Winter or summer, Centennial Trail devotees ride on this old railroad line, biking through the rolling farmland and old lumber towns and on the railroad trestle where the Stillaguamish River rolls below. You can see leaping coho during their fall run if you time it right.
Some bike to the historic Bryant General Store, where chairs and picnic tables await weary weekend warriors who fuel up on coffee or fill their growlers with IPA.
Now, bikers can ride even farther north. As of November, a new link north of Arlington stretches the Centennial Trail to 30 miles, from the town of Snohomish to the Skagit County line.

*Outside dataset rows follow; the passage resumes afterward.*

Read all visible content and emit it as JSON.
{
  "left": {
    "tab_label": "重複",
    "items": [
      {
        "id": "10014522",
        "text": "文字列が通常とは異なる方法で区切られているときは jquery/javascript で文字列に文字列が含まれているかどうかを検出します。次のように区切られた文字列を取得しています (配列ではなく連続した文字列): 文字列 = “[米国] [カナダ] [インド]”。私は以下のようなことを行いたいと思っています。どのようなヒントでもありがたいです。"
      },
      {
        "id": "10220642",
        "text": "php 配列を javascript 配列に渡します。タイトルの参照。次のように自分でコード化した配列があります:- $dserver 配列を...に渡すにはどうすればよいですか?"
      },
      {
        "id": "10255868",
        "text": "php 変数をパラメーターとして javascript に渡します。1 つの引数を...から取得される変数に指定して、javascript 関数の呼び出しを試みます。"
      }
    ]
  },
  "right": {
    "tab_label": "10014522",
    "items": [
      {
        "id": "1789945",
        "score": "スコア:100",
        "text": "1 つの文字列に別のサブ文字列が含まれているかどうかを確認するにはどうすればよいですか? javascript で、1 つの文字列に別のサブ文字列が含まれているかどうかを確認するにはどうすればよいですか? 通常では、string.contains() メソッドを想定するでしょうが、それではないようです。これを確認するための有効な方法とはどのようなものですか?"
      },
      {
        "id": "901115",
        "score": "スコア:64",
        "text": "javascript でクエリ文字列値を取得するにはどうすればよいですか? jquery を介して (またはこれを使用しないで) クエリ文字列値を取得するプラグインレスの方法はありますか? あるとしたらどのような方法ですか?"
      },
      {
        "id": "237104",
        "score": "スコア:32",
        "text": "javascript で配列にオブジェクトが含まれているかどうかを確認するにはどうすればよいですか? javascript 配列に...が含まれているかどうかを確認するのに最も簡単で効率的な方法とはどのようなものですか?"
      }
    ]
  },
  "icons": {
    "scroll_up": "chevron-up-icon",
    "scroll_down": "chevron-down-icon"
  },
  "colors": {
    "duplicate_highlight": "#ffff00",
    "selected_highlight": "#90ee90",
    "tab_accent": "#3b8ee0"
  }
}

It’s one of the most popular multipurpose trails in Western Washington. Cyclists and rollerbladers, joggers and dog walkers, even horse riders use it.
- Seahawks 39, Steelers 30: What the national media are saying about Russell Wilson and Seattle's turnaround
- Lake Stevens quarterback Jacob Eason gets visit from WSU’s Mike Leach; commitment to Georgia ‘in holding pattern’
- On his birthday, Russell Wilson gives Seattle Seahawks perhaps his greatest game to beat Pittsburgh Steelers
- Girlfriend finds nothing funny about couple’s sense of humor
- WWU police arrest 19-year-old student in racist-threats case
Most Read Stories
Named for state’s 100th year
Started in 1989 during the state’s centennial (hence its name), the trail is built on a former Burlington-Northern Railroad line. Wider than the Burke-Gilman Trail, the Centennial Trail is up to 12 feet wide and flanked by an equestrian trail.
In the last two years, park officials have added 9 miles, sprinkling public artwork and picnic shelters along the way.
The biggest expansion is north of Bryant Lake, a rural, 4-mile, tree-lined stretch along Pilchuck Creek, where you can watch salmon runs. The area is dubbed Eagle’s Landing for the frequent sightings of bald eagles soaring above the evergreens. Nearby is the historic Nakashima Farm, by the county line, with ample parking for horse trailers.
Currently, the Centennial Trail is a linear path running through or near the towns of Snohomish, Lake Stevens, Marysville and Arlington. Over the next five to 10 years, the trail will branch out or connect to other trails around Western Washington, said Tom Teigen, Snohomish County parks and recreation director.
Among the projects:
• In Arlington, the trail will fork out and connect to the Whitehorse Trail, a 27-mile equestrian track running east to Darrington.
• Further south, the Centennial Trail will extend east to Monroe, then south to Duvall, a 13-mile multipurpose trail.
• The Centennial Trail will also reach Woodinville and connect to the Burke-Gilman Trail and the Sammamish River Trail. This is the most anticipated project among recreation advocates because it will enable cyclists to ride from Seattle to Skagit County.
As regional trail networks go, “it would be one of the best places in America,” Teigen said.
Plenty of users
County tracking devices show that equestrians, cyclists and joggers use the Centennial Trail more than 500,000 times annually.
Few of those users rode the entire length. For years, a mile gap along the trail south of Arlington meant cyclists circled back or detoured onto a dangerous two-lane road to reach the trailhead on the other end. But two years ago, park officials spent $1.4 million in county and state funds to eliminate the gap.
To ride the whole length, start in downtown Snohomish, where city officials recently added a mile of trail through town.
Many users start farther north at the Machias trailhead/old railroad depot. It’s a 48-mile round trip from here, with stops for coffee breaks and sweeping views of Mount Pilchuck. A few miles off the path are parks and local history museums.
Last year, Rick Schranck, president of the Centennial Trail Coalition of Snohomish County, rode the trail 121 times through this pastoral setting, often stopping by the Lake Cassidy trailhead, 3 miles north of Lake Stevens.
“It’s so peaceful. It reminds me of the lakes in Minnesota. You just walk out on the dock and sit and listen to all the wildlife — the pileated woodpeckers, the song birds, the goldfinches and the chorus frogs,” Schranck said.
The railroad trestle by Haller Park in Arlington, overlooking the Stillaguamish River, is another local favorite.
“On a fall day, we stood on that bridge and watched the salmon waiting for the rain to fall and the river to rise so they could swim upstream,” said Schranck. “And just beyond the trestle — you look up and you feel like you’re in Montana — the river, the trees, the gravel bar and the mountains in the back. (It’s) just amazing.”
Tan Vinh: 206-515-5656 or email@example.com. On Twitter @tanvinhseattle